Two hours before he was scheduled to do battle with a 1,900-pound bull named Blurred, Matt Dunsmore was searching for bliss.

A professional bull rider from Elk River, Minn., Duns­more was competing in the World’s Toughest Rodeo tour stop over the weekend at Xcel Energy Center in St. Paul. He found a quiet corner tucked underneath the stands, back near where the Zamboni usually is parked for hockey games. There, amid the solitude, he went through his yoga routine.

The yoga was a must, he explained later, because he had missed his Pilates class.

Hold on, pardner. Yoga? Pilates? Where were the cowboys who fill their cheeks with chaws of tobacco the size of baseballs and down whiskey shots as fast as the barkeeper can pour them?

Dunsmore laughed at the image.

“It’s a little different now,” he said of the Old West image that rodeos can’t seem to shake. “We take this seriously as a sport. We’re athletes. I don’t smoke, I watch what I eat, and I work out every day.”

The yoga is for stretching his muscles and helping him focus. The Pilates builds core strength and hones his balance. He also lifts weights to strengthen his grip on the bucking rope. That’s why, at 33, he’s still competing in a sport that is legendary for the beating it puts on competitors’ bodies.

“Sometimes I wish I’d taken up baseball,” joked Duns­more, who has been riding bulls since he was 13. “But I was no good at any other sports.”

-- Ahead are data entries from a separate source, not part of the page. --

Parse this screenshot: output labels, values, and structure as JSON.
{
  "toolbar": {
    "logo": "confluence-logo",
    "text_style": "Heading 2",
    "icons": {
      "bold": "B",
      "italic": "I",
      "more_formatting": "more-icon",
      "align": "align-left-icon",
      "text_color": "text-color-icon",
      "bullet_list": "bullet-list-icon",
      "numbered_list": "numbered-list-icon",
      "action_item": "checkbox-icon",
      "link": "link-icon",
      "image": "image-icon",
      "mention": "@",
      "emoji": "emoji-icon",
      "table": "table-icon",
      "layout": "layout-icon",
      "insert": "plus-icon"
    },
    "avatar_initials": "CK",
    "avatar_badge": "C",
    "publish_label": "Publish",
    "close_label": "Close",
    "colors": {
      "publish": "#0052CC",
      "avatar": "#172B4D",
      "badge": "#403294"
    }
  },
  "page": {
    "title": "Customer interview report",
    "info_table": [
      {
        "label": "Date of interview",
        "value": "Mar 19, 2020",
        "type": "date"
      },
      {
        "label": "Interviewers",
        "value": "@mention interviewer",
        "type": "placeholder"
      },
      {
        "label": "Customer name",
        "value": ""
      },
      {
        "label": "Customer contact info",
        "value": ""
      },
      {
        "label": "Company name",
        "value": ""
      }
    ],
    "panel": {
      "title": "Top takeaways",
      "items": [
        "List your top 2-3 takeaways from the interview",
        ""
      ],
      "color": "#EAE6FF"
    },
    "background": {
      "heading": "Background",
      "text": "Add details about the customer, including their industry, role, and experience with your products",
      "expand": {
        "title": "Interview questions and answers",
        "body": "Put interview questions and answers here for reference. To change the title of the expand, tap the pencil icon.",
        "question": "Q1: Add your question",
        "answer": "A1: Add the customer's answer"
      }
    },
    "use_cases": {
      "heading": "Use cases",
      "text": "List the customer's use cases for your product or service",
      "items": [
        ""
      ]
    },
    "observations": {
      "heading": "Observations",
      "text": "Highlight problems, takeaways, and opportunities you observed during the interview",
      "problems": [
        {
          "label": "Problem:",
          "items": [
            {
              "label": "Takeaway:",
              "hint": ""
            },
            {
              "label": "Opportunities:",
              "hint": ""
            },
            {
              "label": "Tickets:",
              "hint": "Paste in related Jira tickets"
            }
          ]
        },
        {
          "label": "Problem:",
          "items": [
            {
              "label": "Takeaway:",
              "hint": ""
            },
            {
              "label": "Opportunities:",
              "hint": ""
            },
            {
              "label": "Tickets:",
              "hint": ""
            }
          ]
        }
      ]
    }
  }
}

It’s a tough way to make a living — and not just in terms of the physical bashing they take. Yes, they are professional athletes, but unlike, say, a reserve football player who gets paid just for suiting up, theirs is a win-or-go-bust situation.

In the St. Paul rodeo, 12 cowboys qualified to compete in each event — bull riding, bareback riding and saddleback riding. Of the dozen, only the top four won any money. The rest went home with nothing but bruises.

Add that they’re on the road as much as 11 months a year, and the inevitable question arises: Why do it?

“You either love it or you never want to try it,” said Scott Kojetin, a bull rider from Apple Valley who was hanging out behind the chutes after having missed the cut to compete.

“There are only so many spots” in the competition, he explained with a shrug.

Certainly feeling like winners were John and RaeAnn Aus of Granite Falls, Minn., the parents of Tanner Aus, one of the nation’s best bareback riders. The tour’s Minnesota stop is one of the few chances they get to see him compete. Or, for that matter, see him at all.

“There’s a break [in the tour] in mid-May, but beyond that, he’s on the road pretty much nonstop,” said John Aus, who was a rodeo cowboy. (He met RaeAnn at a rodeo.) “He’ll probably stay home Sunday to watch the Super Bowl, but then he’ll have to be on the road to Fort Worth,” the Texas city that’s the next stop on the tour.

Lonissa Jones, Aus’ girlfriend, had driven to the rodeo from her nursing job in Willmar.

“Sometimes he shows up once every couple of weeks; sometimes it’s once every month and a half,” she said. “He comes and goes. I never know when to expect him.”

Aus didn’t disappoint his parents or Jones. He won Friday’s bareback competition.

“I love being back in my home state. I love the atmosphere here,” he said while signing autographs after the rodeo. He added with a grin: “And it’s even better if we win.”

A cowboy fraternity

There’s a tight camaraderie among the cowboys, Aus said. To cut costs, they often travel together. And they help each other prepare, even though it could cost them prize money.

The bulls and bucking horses are provided by various companies that are located all across the country, which reduces the cost of shipping them to the events (the stock used in St. Paul came from Iowa) and lets trainers rotate the animals so they’re not overworked.

“A good bull costs $10,000,” Duns­more said. “People think we abuse them. Trust me; we don’t.”

The rotating stock means that the cowboys often are dealing with animals they haven’t seen before. And that is where the cowboy fraternity comes into play. For instance, Aus rode two horses during Friday’s rodeo.

“The first one I’d seen before,” he said. “The second one I didn’t know at all, but the other guys had seen him and told me about him. Yes, we’re competing with each other for the money, but we also help each other out.”

Dunsmore was employing a high-tech form of that help.

“There are websites where riders post information about the bulls,” he said. “Of course, you’re still dealing with an animal. So there are no guarantees” about how it’s going to behave.

It was a lesson he was reminded of the hard way Friday night. “The book” on Blurred was that 90 percent of the time, the bull’s first spin out of the gate is to the left. This night, however, it went to the right — and Dunsmore went flying, his night over in two seconds.

Would that make him consider a different line of work?

Never.

“I’ll go home and lick my wounds and come back tomorrow,” he vowed. “My philosophy is that if I’m not chasing something, I’m not living.”